Ever since the Doklam stand-off between India and China ended last year, relations have thawing between the two nuclear superpowers. While the construction of China’s Belt and Road Initiative continues to draw criticism in India, both nations have made a point of talking about a cooperate future.
In that sense, the ongoing Shanghai Cooperation Organisation (SCO) summit has seen further positive signs. The two Asian giants have already signed Memorandums of Understanding (MoUs) on the sharing of the Brahmaputra river, as well as recognised that the SCO meet is geared towards agreeing on a counter-terrorism strategy with Pakistan.
However, it seems like China may have overestimated their influence over Indian authorities today.

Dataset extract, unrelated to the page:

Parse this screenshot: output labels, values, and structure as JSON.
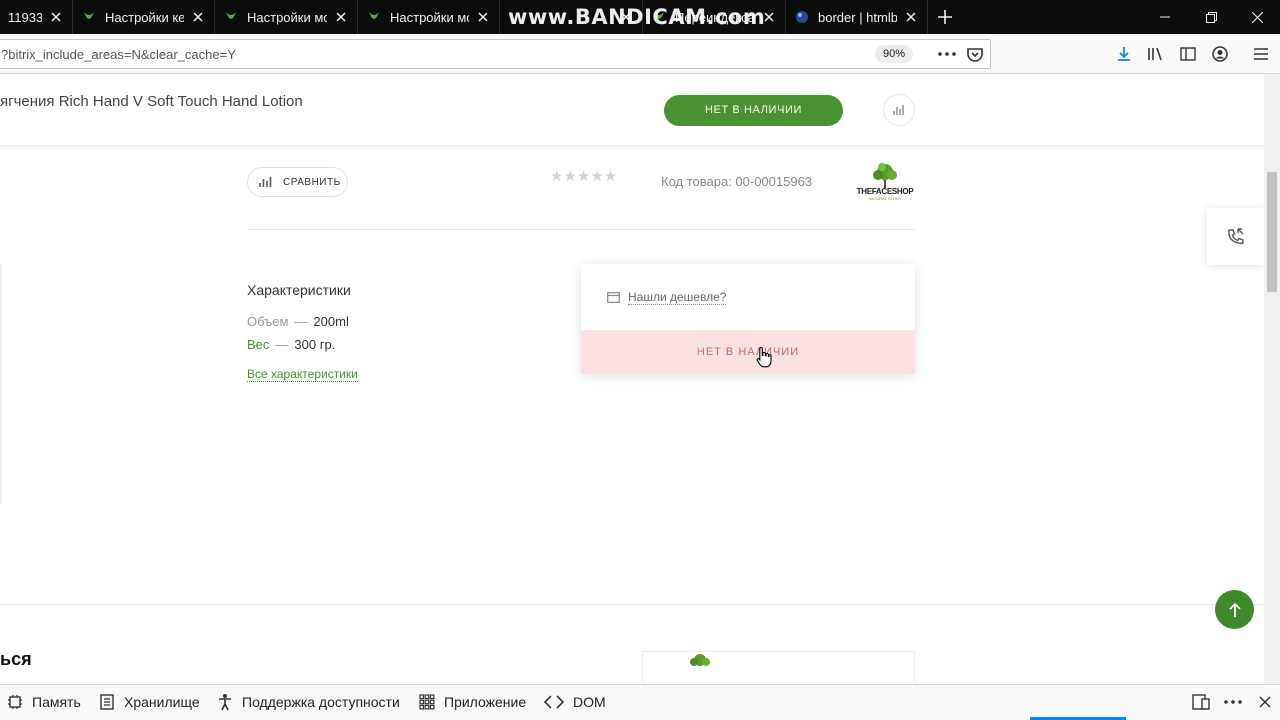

Chinese Ambassador Luo Zhaohui mentioned that his Indian friends “mentioned that China, India and Pakistan may have some kind of trilateral cooperation under the SCO. If a China-Russia-Mongolia trilateral is possible, then why don’t we try working China-India-Pakistan out?”
Inaugurating a seminar on “Beyond Wuhan: How Fast and Far Can China-India Relations Go?”, Zhaohui also stated that China-India relations had grown beyond simple bilateral treaties. The two nations “should continue to push forward ‘China-India plus’ cooperation.” One example of the cited cooperation was the joint training programme for Afghanistan’s civil servants.

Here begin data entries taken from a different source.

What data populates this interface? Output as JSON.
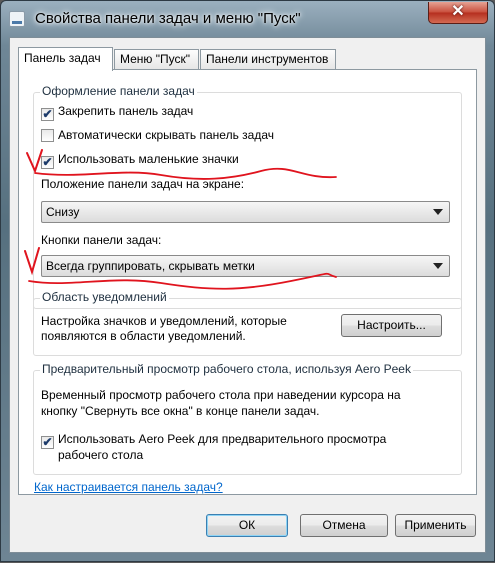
{
  "window": {
    "title": "Свойства панели задач и меню \"Пуск\"",
    "close_label": "✕"
  },
  "tabs": [
    {
      "label": "Панель задач",
      "active": true
    },
    {
      "label": "Меню \"Пуск\"",
      "active": false
    },
    {
      "label": "Панели инструментов",
      "active": false
    }
  ],
  "taskbar_group": {
    "title": "Оформление панели задач",
    "lock_label": "Закрепить панель задач",
    "lock_checked": true,
    "autohide_label": "Автоматически скрывать панель задач",
    "autohide_checked": false,
    "small_icons_label": "Использовать маленькие значки",
    "small_icons_checked": true,
    "position_label": "Положение панели задач на экране:",
    "position_value": "Снизу",
    "buttons_label": "Кнопки панели задач:",
    "buttons_value": "Всегда группировать, скрывать метки"
  },
  "notification_group": {
    "title": "Область уведомлений",
    "description": [
      "Настройка значков и уведомлений, которые",
      "появляются в области уведомлений."
    ],
    "customize_button": "Настроить..."
  },
  "peek_group": {
    "title": "Предварительный просмотр рабочего стола, используя Aero Peek",
    "description": [
      "Временный просмотр рабочего стола при наведении курсора на",
      "кнопку \"Свернуть все окна\" в конце панели задач."
    ],
    "peek_label": [
      "Использовать Aero Peek для предварительного просмотра",
      "рабочего стола"
    ],
    "peek_checked": true
  },
  "help_link": "Как настраивается панель задач?",
  "footer": {
    "ok": "ОК",
    "cancel": "Отмена",
    "apply": "Применить"
  },
  "colors": {
    "annotation": "#e0141e",
    "link": "#0066cc",
    "close_button": "#c9503e"
  },
  "icons": {
    "window": "taskbar-window-icon",
    "checkmark": "✔",
    "combo": "dropdown-triangle-icon"
  }
}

Unsurprisingly, there was a quick and short response from the Indian camp. Mentioning that there had been no official approach on the matter from China, Raveesh Kumar, spokesman for the Ministry of External Affairs, stated, “We consider the statement as the personal opinion of the Ambassador. Matters related to India-Pakistan relations are purely bilateral in nature and have no scope for involvement of any third country.”